This international exposure for the Alf Museum and the paleontology program at The Webb Schools is unprecedented. “The display of ‘Dinosaur Joe’ in Japan is an exciting validation of all the work we have done over the past twenty years to put our nationally accredited museum on the international stage,” said museum director Dr. Don Lofgren. “To think that our students have the opportunity to find, excavate, and study specimens of this caliber is a testament to all the support we have received in our drive to create a world class educational and research institution at Webb.”
Imagine being a teenager, and learning about the history of life with actual fossils at your fingertips; or the thrill of discovering a species new to science; or publishing a research project in an internationally-recognized scientific journal. These aren’t just hypotheticals at the Alf Museum. They are at the core of an innovative and unique high school program.
The Raymond M. Alf Museum of Paleontology at The Webb Schools is the only nationally accredited museum in the United States located on a high school campus and the only museum in the world that engages secondary school students in all aspects of it program, particularly fossil collecting and research—an opportunity unique to The Webb Schools. The museum is active in the international scientific community and also provides educational programming for the public.
Webb biology teacher Ray Alf’s early interest in fossils led him to conduct a student expedition to the Mojave Desert in 1936. Fortuitously, Alf and Bill Webb ’39 found a mammal skull belonging to a new, 15 million year-old species of fossil peccary, or pig, a discovery that inspired Alf to undertake a life-long quest to study the history of life. Over the next thirty years Alf led numerous fossil collecting trip or “Peccary trips” where he and his students amassed a large collection of scientifically significant specimens. In 1968, the Raymond M. Alf Museum of Paleontology was constructed to house and exhibit Alf’s collections and public tours began. Over the next three decades, there was a drive to bring the museums programs and operations up to professional standards, and in 1998, the Alf Museum was accredited by the American Alliance of Museums—a distinction earned by less than 5% of museums nationwide.

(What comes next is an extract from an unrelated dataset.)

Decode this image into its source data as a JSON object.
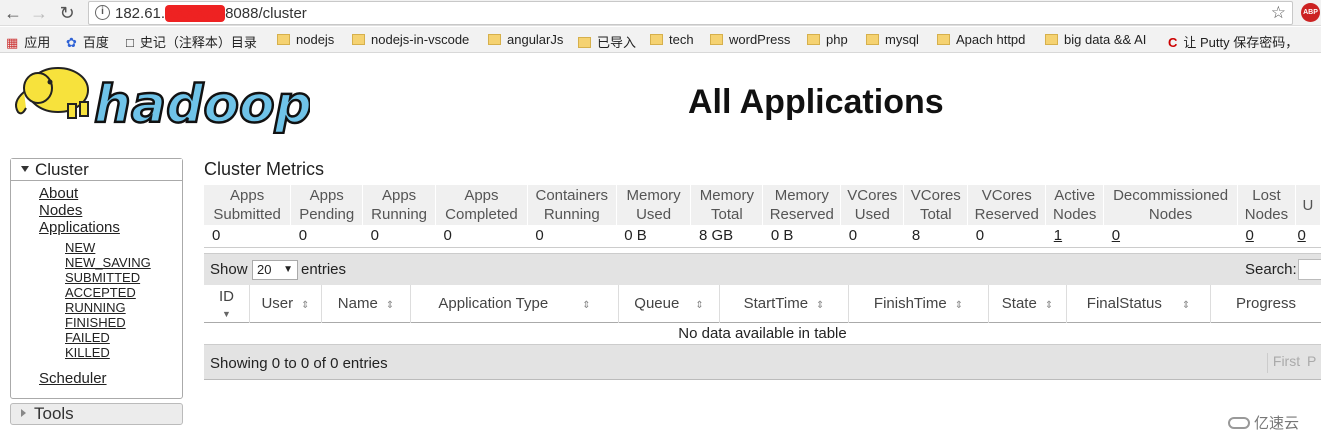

*Federal specimens shown were collected under permit from the Bureau of Land Management and US Fish and Wildlife Service.
In true Hollywood fashion, “rock” stars of the Alf Museum were on hand for the world premiere of Disney/Pixar’s latest animated movie, The Good Dinosaur. Continue reading

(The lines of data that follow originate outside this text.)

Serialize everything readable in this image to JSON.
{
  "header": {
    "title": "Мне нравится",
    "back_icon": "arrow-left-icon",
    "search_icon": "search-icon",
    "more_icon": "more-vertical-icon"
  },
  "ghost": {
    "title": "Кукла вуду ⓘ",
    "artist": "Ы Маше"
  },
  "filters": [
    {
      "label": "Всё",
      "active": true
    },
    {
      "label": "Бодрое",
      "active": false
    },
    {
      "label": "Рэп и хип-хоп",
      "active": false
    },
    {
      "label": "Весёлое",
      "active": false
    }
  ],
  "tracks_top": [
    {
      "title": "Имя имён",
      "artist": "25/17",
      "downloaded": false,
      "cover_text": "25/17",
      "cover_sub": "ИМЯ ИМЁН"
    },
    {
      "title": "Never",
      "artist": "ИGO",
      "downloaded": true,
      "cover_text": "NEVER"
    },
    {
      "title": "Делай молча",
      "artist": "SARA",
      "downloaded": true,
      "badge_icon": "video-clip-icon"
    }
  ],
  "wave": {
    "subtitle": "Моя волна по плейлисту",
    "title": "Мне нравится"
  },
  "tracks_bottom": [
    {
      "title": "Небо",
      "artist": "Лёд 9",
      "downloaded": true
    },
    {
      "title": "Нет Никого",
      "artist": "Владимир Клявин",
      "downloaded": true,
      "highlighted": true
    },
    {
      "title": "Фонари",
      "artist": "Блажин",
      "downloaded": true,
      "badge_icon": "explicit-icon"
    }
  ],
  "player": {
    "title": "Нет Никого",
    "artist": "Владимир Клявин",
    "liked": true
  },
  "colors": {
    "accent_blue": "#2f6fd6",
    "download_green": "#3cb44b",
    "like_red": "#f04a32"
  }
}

One of the most important facets of the Alf Museum is its integration into The Webb Schools, and the extensive opportunities that students have to work with real paleontologists. This is a powerful educational model, and one that deserves to be used more widely. Yet, it is difficult to implement because professional paleontologists are often hesitant to engage in these kinds of efforts with K-12 students for a variety of reasons: lack of time, lack of recognition of its importance by universities, or a shortage of funding, among others. In order to encourage and recognize endeavors outside of Webb, the trustees at the Alf Museum have implemented the Raymond M. Alf Award for Excellence in Paleontological Research and Education. It honors a paleontologist who pursues outstanding original scientific research as well as outstanding education and outreach at the primary and secondary school (K-12) levels in the spirit of Ray Alf. Continue reading